§ **Requirement**:
Find every line in the records below that contains "icon", and copy it.

§ **Saved data entries**:

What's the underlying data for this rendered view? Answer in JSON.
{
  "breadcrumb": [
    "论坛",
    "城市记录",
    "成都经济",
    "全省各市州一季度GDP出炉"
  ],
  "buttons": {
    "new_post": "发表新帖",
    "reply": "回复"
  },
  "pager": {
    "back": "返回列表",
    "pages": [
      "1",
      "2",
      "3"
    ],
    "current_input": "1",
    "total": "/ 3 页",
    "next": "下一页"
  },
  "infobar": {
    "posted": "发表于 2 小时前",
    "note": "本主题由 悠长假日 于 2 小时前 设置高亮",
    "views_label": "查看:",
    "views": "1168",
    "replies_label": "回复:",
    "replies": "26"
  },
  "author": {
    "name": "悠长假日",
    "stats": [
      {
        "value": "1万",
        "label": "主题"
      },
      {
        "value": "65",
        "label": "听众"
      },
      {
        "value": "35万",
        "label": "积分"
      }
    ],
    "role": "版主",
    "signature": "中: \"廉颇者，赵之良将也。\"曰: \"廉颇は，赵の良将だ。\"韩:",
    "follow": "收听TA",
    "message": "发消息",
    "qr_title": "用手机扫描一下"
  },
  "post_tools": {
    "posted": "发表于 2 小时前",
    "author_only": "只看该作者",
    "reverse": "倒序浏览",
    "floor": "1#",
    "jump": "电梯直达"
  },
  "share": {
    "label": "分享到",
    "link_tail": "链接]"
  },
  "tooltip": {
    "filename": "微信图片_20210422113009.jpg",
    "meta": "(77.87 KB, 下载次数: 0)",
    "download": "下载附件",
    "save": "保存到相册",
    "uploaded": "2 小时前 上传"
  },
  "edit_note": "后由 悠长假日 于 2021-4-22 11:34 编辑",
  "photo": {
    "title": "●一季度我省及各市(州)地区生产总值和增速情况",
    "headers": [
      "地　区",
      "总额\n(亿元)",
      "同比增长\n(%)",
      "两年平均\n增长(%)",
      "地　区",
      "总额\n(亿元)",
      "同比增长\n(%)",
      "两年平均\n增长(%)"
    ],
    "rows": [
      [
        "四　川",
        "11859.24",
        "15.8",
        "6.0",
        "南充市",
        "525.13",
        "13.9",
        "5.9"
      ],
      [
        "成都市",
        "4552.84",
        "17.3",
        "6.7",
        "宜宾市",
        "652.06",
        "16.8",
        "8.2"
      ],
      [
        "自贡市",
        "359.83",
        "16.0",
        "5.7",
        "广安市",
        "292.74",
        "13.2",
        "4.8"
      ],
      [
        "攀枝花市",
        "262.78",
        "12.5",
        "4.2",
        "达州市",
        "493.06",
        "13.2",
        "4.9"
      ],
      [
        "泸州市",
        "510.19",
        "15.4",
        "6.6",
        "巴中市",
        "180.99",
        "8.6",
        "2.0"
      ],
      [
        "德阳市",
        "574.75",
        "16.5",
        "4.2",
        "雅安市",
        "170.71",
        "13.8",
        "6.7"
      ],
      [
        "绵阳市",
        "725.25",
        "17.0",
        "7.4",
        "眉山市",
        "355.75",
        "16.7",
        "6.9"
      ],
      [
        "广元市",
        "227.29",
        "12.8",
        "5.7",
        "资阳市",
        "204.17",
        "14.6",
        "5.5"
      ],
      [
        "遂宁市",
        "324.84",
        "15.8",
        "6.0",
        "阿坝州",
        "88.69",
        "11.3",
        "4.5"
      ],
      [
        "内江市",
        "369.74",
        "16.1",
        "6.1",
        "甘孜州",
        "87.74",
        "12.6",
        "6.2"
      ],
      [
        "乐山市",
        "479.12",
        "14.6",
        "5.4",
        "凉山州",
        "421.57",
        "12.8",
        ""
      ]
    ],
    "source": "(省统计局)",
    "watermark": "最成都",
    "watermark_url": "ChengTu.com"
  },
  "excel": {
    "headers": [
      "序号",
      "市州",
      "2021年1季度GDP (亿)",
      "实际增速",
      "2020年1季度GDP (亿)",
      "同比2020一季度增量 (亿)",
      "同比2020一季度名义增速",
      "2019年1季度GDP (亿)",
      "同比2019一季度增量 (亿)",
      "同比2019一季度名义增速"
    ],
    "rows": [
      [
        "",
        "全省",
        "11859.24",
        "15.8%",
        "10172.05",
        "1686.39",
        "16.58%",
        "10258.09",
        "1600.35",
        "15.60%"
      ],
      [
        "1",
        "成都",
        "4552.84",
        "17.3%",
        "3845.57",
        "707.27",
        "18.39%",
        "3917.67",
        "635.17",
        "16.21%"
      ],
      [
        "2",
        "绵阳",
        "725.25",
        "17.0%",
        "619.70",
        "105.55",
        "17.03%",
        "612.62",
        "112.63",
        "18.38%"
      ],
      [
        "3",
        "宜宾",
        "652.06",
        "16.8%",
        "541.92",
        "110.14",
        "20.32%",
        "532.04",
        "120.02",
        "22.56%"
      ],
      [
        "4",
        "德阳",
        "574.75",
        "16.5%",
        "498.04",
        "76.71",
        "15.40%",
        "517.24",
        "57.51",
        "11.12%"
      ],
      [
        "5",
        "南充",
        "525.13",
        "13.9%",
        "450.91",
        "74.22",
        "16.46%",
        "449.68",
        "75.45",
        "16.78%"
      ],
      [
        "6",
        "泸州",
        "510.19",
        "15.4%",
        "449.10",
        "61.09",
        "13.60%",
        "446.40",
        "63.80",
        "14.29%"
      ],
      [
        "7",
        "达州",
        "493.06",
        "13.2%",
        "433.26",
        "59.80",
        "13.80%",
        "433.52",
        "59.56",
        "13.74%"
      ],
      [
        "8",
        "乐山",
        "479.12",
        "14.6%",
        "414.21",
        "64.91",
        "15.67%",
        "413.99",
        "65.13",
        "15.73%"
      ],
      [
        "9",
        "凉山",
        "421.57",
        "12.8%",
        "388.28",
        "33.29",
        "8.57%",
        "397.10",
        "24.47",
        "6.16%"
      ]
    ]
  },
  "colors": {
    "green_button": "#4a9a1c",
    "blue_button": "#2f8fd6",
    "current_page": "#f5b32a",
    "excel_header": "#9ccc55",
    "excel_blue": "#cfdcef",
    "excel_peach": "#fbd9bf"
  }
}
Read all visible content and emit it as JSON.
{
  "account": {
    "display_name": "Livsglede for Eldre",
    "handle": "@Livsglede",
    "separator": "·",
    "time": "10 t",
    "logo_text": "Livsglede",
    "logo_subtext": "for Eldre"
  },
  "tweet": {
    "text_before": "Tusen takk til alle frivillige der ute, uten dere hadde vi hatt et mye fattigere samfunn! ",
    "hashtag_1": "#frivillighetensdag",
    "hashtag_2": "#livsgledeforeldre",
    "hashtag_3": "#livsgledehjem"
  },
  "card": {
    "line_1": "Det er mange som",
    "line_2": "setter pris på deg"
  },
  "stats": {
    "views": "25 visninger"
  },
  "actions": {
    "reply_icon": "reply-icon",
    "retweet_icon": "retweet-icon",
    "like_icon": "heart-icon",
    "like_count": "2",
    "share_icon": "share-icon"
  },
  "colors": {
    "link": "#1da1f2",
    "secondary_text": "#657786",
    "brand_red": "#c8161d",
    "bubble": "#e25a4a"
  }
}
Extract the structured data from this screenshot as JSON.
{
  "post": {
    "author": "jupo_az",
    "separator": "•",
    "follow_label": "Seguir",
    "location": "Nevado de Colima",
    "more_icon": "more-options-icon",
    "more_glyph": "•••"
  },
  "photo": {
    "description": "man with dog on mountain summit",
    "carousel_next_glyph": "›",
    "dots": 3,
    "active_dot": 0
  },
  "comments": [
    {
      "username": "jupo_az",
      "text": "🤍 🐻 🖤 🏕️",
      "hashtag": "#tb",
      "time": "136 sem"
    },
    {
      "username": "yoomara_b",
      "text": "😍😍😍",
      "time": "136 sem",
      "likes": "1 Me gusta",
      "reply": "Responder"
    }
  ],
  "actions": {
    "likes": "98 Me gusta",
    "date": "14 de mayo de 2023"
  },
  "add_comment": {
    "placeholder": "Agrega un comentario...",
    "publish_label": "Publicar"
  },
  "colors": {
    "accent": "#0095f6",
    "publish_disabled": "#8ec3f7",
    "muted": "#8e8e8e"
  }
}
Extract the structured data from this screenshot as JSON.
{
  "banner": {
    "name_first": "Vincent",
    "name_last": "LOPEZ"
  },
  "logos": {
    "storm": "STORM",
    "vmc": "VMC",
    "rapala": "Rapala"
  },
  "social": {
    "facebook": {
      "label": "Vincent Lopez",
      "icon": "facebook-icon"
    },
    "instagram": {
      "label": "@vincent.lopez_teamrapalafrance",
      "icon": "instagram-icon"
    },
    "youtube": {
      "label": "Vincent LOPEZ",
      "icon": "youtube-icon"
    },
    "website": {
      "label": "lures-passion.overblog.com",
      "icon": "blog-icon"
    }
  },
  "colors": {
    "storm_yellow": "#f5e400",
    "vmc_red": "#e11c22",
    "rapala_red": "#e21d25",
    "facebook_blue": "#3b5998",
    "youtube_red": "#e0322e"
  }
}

§ **Answer below**:
    "reply_icon": "reply-icon",
    "retweet_icon": "retweet-icon",
    "like_icon": "heart-icon",
    "share_icon": "share-icon"
    "more_icon": "more-options-icon",
      "icon": "facebook-icon"
      "icon": "instagram-icon"
      "icon": "youtube-icon"
      "icon": "blog-icon"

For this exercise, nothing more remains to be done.